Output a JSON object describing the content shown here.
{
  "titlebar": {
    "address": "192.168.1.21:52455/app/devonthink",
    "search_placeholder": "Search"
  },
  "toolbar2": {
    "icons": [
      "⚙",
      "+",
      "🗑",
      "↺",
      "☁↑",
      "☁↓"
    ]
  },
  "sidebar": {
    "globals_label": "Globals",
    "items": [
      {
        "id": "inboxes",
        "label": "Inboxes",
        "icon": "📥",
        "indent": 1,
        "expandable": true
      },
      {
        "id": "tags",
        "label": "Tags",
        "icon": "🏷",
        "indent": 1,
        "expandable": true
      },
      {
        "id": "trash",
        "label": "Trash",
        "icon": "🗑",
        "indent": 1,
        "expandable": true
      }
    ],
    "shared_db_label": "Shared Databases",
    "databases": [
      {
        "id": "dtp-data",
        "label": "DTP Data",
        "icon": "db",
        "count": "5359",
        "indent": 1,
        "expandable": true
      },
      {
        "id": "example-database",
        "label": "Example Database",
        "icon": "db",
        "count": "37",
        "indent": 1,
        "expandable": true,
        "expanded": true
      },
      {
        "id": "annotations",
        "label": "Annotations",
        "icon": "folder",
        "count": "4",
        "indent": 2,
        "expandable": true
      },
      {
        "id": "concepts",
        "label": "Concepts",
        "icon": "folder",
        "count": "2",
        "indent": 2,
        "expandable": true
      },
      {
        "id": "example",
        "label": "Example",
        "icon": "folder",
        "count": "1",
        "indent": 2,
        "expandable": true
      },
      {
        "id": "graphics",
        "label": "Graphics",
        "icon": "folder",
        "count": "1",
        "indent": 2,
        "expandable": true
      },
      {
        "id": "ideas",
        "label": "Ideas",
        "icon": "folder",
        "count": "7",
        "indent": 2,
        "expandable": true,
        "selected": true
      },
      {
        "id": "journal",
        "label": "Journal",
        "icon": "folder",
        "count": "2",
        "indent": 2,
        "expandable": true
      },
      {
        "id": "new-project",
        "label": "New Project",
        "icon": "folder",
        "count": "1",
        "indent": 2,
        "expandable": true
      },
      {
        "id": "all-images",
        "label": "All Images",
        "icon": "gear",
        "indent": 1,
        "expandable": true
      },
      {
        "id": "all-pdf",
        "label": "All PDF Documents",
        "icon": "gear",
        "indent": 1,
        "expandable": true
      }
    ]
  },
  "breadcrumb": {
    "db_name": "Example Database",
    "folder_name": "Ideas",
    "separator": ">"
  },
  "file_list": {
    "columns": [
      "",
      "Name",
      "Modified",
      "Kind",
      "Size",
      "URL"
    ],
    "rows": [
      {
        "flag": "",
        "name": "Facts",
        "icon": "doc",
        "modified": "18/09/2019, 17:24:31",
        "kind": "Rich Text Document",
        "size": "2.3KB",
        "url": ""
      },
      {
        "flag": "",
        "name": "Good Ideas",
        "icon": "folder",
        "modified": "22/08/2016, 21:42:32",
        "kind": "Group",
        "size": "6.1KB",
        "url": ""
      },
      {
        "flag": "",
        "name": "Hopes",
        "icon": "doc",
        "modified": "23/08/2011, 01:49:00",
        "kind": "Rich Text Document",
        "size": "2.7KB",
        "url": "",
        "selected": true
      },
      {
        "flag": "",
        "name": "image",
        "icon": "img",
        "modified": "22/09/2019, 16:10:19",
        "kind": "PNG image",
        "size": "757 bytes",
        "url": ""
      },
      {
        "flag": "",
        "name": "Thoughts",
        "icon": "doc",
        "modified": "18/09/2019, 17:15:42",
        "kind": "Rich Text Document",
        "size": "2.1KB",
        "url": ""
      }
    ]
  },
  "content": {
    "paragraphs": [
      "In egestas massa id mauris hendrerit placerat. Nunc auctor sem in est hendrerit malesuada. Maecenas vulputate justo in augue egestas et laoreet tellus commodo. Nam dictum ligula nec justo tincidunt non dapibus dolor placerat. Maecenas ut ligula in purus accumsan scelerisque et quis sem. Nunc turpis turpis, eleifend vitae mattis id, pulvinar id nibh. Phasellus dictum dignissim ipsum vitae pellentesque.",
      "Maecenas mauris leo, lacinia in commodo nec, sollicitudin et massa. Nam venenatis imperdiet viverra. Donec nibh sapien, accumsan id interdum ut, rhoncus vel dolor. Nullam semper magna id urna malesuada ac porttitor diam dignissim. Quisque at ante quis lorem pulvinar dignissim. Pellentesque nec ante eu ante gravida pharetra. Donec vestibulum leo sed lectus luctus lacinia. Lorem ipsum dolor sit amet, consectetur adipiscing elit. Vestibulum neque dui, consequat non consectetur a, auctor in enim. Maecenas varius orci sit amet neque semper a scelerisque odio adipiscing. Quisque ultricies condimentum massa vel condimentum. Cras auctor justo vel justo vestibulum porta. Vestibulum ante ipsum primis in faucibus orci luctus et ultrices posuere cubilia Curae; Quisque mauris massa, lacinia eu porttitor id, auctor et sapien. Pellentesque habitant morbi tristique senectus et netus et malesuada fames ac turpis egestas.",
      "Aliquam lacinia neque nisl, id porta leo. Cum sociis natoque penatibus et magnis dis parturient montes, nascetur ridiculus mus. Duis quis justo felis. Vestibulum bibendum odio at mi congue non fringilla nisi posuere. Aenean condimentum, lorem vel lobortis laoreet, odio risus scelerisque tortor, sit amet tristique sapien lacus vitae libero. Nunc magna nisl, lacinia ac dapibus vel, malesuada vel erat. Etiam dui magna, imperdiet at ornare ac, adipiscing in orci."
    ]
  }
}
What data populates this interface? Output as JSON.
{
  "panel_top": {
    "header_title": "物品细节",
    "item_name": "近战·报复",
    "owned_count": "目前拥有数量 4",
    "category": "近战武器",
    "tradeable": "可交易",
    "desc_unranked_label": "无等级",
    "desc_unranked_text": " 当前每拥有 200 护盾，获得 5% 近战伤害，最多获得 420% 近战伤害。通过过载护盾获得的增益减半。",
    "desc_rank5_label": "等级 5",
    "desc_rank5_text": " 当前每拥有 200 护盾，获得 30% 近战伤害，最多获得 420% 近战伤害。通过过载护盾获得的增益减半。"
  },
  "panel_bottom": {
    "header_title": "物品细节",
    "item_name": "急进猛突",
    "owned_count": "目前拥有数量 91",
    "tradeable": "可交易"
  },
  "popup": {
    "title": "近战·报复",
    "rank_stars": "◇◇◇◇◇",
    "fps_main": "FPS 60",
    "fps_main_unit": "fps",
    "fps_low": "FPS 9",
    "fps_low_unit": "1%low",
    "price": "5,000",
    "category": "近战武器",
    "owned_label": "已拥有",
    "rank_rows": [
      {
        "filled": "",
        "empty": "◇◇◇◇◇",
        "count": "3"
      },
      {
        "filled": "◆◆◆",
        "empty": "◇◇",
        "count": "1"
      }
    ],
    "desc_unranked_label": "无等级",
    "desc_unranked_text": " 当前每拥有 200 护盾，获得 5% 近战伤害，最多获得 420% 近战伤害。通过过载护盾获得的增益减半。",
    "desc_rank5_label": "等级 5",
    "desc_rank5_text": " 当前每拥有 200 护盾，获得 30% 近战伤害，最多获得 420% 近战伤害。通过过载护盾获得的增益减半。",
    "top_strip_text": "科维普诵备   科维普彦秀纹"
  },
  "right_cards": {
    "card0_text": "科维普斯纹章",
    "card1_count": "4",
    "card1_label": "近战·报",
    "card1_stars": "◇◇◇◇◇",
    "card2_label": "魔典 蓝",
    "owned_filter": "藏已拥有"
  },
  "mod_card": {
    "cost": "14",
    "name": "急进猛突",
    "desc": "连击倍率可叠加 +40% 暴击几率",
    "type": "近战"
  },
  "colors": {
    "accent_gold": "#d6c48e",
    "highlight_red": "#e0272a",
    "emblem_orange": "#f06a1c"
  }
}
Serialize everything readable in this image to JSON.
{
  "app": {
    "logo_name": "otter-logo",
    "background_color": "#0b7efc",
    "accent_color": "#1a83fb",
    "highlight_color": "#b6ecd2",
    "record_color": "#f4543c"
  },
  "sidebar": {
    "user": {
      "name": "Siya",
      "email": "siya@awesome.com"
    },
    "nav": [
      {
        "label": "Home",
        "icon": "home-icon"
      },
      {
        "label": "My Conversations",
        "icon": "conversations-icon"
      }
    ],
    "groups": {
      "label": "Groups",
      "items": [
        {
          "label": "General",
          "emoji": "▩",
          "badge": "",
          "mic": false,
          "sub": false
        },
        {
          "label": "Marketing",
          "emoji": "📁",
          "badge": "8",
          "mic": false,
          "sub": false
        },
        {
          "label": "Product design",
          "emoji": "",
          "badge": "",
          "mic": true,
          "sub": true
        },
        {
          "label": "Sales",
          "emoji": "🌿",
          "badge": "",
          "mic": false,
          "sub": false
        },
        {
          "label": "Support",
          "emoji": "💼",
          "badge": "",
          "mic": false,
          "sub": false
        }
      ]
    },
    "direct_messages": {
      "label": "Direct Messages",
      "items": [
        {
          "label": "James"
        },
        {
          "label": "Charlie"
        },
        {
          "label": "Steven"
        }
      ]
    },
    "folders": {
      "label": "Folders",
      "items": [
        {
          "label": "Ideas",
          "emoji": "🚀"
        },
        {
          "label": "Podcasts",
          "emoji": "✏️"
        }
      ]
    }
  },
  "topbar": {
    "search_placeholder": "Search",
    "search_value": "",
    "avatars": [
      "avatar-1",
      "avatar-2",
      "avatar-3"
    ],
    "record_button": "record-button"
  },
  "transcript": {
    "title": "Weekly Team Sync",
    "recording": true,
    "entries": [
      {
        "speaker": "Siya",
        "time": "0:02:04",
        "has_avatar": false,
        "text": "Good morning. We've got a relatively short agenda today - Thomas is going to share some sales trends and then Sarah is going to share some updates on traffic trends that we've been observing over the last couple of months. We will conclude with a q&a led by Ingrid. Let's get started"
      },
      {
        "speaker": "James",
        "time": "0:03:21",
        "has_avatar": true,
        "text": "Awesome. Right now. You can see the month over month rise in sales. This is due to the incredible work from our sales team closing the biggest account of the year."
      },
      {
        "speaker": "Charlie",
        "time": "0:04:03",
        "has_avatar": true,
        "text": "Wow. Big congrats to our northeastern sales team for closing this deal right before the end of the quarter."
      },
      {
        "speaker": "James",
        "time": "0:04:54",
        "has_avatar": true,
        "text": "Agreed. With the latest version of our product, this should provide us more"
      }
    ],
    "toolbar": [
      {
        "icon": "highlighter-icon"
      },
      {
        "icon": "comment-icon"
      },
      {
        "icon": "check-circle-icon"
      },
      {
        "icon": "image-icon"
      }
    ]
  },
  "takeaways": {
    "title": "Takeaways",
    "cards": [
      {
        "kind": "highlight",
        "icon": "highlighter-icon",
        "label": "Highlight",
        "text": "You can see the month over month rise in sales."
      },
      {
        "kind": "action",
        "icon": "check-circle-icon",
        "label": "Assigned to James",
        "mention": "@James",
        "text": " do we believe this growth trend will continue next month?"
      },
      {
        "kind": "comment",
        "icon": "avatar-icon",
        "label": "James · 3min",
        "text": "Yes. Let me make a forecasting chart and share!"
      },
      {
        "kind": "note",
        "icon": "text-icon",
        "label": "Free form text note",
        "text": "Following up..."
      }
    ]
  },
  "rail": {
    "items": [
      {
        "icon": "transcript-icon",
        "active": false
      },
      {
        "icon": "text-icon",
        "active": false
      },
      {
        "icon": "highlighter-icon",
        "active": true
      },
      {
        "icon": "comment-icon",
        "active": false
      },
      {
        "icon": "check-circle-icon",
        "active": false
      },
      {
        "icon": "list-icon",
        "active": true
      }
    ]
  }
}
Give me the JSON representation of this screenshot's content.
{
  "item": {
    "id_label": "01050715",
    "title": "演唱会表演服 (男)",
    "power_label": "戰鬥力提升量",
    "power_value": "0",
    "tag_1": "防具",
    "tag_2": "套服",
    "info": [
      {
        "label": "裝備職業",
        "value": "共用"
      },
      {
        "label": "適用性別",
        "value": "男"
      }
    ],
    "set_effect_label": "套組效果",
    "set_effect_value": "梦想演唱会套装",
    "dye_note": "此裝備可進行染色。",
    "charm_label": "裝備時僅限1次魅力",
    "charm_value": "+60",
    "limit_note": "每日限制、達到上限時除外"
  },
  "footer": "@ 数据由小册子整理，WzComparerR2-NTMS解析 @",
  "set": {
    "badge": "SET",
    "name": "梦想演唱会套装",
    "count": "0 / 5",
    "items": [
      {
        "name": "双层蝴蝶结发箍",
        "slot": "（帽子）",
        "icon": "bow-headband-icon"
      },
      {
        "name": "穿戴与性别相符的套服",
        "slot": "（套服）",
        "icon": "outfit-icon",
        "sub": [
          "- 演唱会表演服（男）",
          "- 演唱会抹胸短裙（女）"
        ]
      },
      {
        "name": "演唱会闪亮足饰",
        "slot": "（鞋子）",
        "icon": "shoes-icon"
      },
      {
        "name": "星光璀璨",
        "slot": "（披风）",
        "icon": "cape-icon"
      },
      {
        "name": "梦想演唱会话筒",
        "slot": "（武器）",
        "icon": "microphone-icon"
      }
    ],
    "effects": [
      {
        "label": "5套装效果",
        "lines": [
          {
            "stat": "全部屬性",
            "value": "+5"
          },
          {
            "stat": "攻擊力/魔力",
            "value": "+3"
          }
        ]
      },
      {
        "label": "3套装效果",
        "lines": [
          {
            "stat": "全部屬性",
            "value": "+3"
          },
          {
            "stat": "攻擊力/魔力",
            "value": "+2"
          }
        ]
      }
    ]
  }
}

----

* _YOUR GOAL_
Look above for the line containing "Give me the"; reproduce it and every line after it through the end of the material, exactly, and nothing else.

* _TASK RESPONSE_
Give me the JSON representation of this screenshot's content.
{
  "item": {
    "id_label": "01050715",
    "title": "演唱会表演服 (男)",
    "power_label": "戰鬥力提升量",
    "power_value": "0",
    "tag_1": "防具",
    "tag_2": "套服",
    "info": [
      {
        "label": "裝備職業",
        "value": "共用"
      },
      {
        "label": "適用性別",
        "value": "男"
      }
    ],
    "set_effect_label": "套組效果",
    "set_effect_value": "梦想演唱会套装",
    "dye_note": "此裝備可進行染色。",
    "charm_label": "裝備時僅限1次魅力",
    "charm_value": "+60",
    "limit_note": "每日限制、達到上限時除外"
  },
  "footer": "@ 数据由小册子整理，WzComparerR2-NTMS解析 @",
  "set": {
    "badge": "SET",
    "name": "梦想演唱会套装",
    "count": "0 / 5",
    "items": [
      {
        "name": "双层蝴蝶结发箍",
        "slot": "（帽子）",
        "icon": "bow-headband-icon"
      },
      {
        "name": "穿戴与性别相符的套服",
        "slot": "（套服）",
        "icon": "outfit-icon",
        "sub": [
          "- 演唱会表演服（男）",
          "- 演唱会抹胸短裙（女）"
        ]
      },
      {
        "name": "演唱会闪亮足饰",
        "slot": "（鞋子）",
        "icon": "shoes-icon"
      },
      {
        "name": "星光璀璨",
        "slot": "（披风）",
        "icon": "cape-icon"
      },
      {
        "name": "梦想演唱会话筒",
        "slot": "（武器）",
        "icon": "microphone-icon"
      }
    ],
    "effects": [
      {
        "label": "5套装效果",
        "lines": [
          {
            "stat": "全部屬性",
            "value": "+5"
          },
          {
            "stat": "攻擊力/魔力",
            "value": "+3"
          }
        ]
      },
      {
        "label": "3套装效果",
        "lines": [
          {
            "stat": "全部屬性",
            "value": "+3"
          },
          {
            "stat": "攻擊力/魔力",
            "value": "+2"
          }
        ]
      }
    ]
  }
}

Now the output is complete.